### DESCRIPTION OF THE TASK
Every record that follows should be printed verbatim.

Start of EXTRACTED DATA

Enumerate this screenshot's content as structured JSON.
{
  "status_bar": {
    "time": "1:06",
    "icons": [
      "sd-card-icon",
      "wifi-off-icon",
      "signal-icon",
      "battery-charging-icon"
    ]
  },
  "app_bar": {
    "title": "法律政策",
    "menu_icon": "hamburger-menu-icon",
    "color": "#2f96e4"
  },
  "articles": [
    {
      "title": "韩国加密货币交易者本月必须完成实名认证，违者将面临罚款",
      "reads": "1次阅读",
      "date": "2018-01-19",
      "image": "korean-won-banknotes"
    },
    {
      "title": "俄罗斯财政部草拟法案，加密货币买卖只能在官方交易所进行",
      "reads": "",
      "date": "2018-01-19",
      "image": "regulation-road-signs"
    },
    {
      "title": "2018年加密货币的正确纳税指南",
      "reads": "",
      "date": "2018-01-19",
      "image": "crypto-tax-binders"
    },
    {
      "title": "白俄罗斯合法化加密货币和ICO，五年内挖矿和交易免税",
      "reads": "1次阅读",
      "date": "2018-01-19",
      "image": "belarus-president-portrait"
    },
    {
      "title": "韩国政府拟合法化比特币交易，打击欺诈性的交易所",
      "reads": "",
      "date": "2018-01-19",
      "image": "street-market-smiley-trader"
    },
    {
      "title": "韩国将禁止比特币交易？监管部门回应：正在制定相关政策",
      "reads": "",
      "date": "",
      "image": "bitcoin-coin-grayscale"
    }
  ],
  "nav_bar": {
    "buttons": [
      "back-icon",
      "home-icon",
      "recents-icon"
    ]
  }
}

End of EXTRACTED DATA

### ANSWER SECTION
Enumerate this screenshot's content as structured JSON.
{
  "status_bar": {
    "time": "1:06",
    "icons": [
      "sd-card-icon",
      "wifi-off-icon",
      "signal-icon",
      "battery-charging-icon"
    ]
  },
  "app_bar": {
    "title": "法律政策",
    "menu_icon": "hamburger-menu-icon",
    "color": "#2f96e4"
  },
  "articles": [
    {
      "title": "韩国加密货币交易者本月必须完成实名认证，违者将面临罚款",
      "reads": "1次阅读",
      "date": "2018-01-19",
      "image": "korean-won-banknotes"
    },
    {
      "title": "俄罗斯财政部草拟法案，加密货币买卖只能在官方交易所进行",
      "reads": "",
      "date": "2018-01-19",
      "image": "regulation-road-signs"
    },
    {
      "title": "2018年加密货币的正确纳税指南",
      "reads": "",
      "date": "2018-01-19",
      "image": "crypto-tax-binders"
    },
    {
      "title": "白俄罗斯合法化加密货币和ICO，五年内挖矿和交易免税",
      "reads": "1次阅读",
      "date": "2018-01-19",
      "image": "belarus-president-portrait"
    },
    {
      "title": "韩国政府拟合法化比特币交易，打击欺诈性的交易所",
      "reads": "",
      "date": "2018-01-19",
      "image": "street-market-smiley-trader"
    },
    {
      "title": "韩国将禁止比特币交易？监管部门回应：正在制定相关政策",
      "reads": "",
      "date": "",
      "image": "bitcoin-coin-grayscale"
    }
  ],
  "nav_bar": {
    "buttons": [
      "back-icon",
      "home-icon",
      "recents-icon"
    ]
  }
}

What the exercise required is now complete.